[Data records for software interfaces]
--- --- ---
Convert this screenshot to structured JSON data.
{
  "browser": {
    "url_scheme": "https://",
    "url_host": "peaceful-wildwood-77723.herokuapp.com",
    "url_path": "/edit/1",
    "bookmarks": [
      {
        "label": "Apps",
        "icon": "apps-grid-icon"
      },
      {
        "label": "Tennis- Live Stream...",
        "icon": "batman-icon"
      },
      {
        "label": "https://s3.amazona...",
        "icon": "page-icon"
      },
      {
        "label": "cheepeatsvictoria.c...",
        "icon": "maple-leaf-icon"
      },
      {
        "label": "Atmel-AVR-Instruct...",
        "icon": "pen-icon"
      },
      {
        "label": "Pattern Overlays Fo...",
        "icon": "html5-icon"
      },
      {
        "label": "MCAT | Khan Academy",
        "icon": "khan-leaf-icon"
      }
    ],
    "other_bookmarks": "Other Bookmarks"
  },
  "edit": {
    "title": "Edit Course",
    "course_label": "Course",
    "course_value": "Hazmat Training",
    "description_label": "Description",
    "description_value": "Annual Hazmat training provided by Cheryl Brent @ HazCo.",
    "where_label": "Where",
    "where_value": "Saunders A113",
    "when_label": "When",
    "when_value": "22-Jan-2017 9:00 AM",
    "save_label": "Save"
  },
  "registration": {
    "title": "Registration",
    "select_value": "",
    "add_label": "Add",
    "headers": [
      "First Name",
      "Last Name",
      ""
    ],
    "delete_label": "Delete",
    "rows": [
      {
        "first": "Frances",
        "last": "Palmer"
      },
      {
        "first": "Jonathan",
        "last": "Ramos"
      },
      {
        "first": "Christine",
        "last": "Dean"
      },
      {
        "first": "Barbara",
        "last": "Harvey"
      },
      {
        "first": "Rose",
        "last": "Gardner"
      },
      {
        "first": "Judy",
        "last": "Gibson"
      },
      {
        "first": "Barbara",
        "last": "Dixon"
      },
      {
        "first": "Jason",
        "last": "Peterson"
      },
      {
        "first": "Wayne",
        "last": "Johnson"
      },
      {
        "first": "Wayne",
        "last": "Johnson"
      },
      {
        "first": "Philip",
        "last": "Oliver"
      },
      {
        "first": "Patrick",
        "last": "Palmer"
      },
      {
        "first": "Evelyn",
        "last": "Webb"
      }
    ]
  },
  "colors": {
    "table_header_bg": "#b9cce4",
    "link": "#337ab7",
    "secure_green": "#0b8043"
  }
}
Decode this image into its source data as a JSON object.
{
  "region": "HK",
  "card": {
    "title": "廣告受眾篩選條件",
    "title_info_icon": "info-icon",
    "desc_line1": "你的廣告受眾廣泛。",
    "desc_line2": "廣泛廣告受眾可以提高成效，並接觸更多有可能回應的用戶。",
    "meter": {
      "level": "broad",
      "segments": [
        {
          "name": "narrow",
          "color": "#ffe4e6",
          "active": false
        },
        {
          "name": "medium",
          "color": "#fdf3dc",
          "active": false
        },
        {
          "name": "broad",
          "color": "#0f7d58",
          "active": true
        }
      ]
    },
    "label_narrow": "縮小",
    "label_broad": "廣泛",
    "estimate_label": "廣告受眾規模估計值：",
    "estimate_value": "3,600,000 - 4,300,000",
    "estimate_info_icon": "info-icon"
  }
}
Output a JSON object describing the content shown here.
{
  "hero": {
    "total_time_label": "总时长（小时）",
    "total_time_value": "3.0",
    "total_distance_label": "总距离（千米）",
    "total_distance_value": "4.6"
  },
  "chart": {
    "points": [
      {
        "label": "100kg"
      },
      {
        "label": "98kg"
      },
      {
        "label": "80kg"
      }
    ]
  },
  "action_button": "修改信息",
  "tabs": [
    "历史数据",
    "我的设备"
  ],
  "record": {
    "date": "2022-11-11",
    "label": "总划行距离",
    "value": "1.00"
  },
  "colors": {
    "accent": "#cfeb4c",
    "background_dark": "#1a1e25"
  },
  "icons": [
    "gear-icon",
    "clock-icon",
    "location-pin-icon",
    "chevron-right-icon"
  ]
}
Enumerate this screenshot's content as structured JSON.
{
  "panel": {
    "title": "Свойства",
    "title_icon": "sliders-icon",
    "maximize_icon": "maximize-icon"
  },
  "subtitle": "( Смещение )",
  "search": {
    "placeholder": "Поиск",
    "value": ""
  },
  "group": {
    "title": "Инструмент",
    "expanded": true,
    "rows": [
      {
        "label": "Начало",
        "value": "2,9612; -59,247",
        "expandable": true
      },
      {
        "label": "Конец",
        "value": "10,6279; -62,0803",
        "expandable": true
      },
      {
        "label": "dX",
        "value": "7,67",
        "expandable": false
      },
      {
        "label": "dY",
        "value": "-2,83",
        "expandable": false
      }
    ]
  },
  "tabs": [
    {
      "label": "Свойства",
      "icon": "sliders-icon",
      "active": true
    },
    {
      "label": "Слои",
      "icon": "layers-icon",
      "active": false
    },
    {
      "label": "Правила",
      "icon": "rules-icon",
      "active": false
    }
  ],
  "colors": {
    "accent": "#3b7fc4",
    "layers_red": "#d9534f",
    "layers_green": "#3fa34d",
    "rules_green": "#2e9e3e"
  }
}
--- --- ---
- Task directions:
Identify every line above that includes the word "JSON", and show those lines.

- Exercise result:
Convert this screenshot to structured JSON data.
Decode this image into its source data as a JSON object.
Output a JSON object describing the content shown here.
Enumerate this screenshot's content as structured JSON.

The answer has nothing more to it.